1996 Oldsmobile Eighty-Eight Review
Pros & Cons - Not Available
Edmunds' Expert Review
The Oldsmobile Eighty-Eight is one of the best full-size family cars you can buy. It sports contemporary styling, an ergonomically correct interior, and a powerful V6 engine driving the front wheels. There is room inside for six adults, and the Eight-Eight has proven to be reliable. Oldsmobile's value-pricing strategy has paid off with the Eighty-Eight; it comes well equipped right out of the box, with few options available.

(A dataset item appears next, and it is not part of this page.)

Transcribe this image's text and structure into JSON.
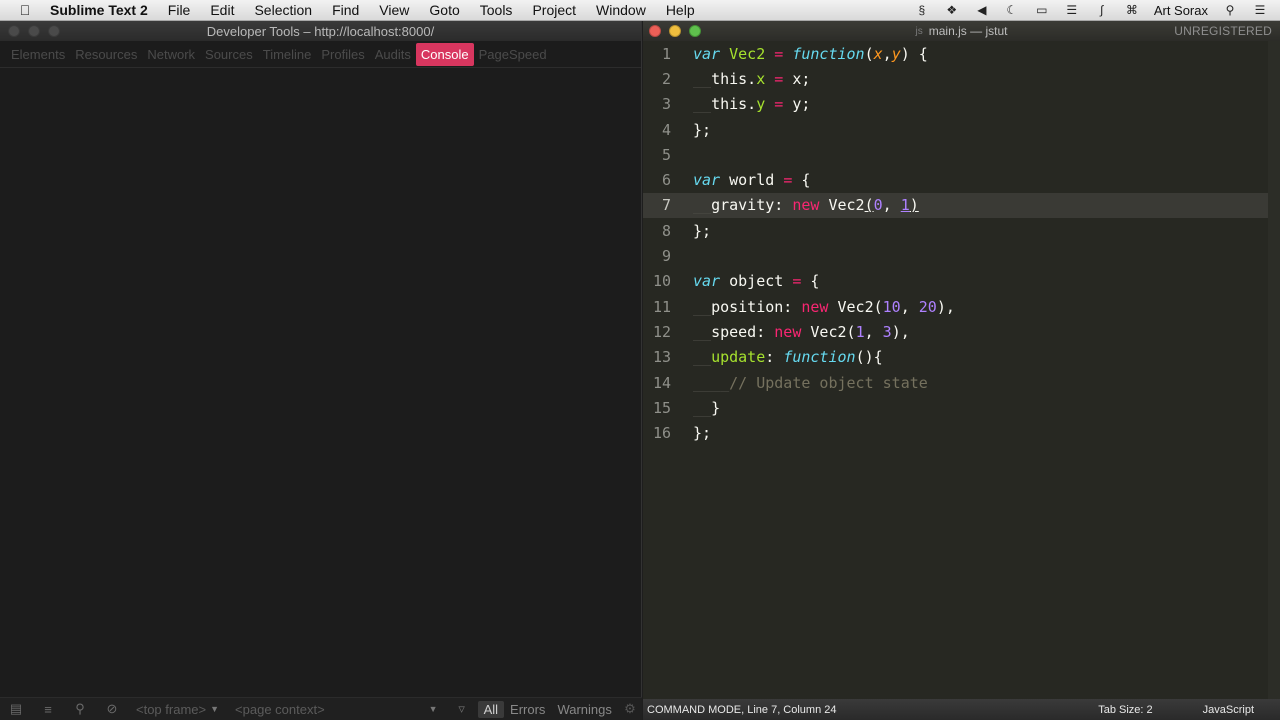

So why aren't these cars selling as well as, say, the Ford Crown Victoria?
We think it must be the uncomfortable seats, because the seats are really this big Olds' only apparent flaw. The rest of the car is admittedly designed to appeal to middle Americans who just want to get from Point A to Point B in relative safety and comfort, but with these mushy, unsupportive seats, the Eighty-Eight doesn't fulfill the comfort portion of the equation.
This year, Oldsmobile has restyled the front fascia, grille, fenders and headlights of the Eighty-Eight to "align this mainstream sedan more consistently with themes initiated in the Aurora," according to the 1996 press kit. Rear moldings, taillights and fascia have been tweaked as well. New wheel covers and alloy wheels top off the fresh, but dull styling exercise. True, the new look is sleek, but last year's car was more distinctive. Gone is the Royale nomenclature, leaving the Eight-Eight and the Eighty-Eight LS. The LSS becomes a stand-alone model for 1996.
Also new are programmable door locks, standard Twilight Sentinel and daytime running lights. The remote keyless accessory control package features a new panic button on the fob, which creates a symphony of honking horns and flashing lights for two minutes after the button is depressed. Perfect for creepy underground garages.
Sadly, new seats are not part of the improvement list for the Eighty-Eight this year. That's too bad. We think the Olds is certainly one of the better values available, but it's awfully difficult to sell a car to consumers who place comfort as a top priority if the car isn't comfortable.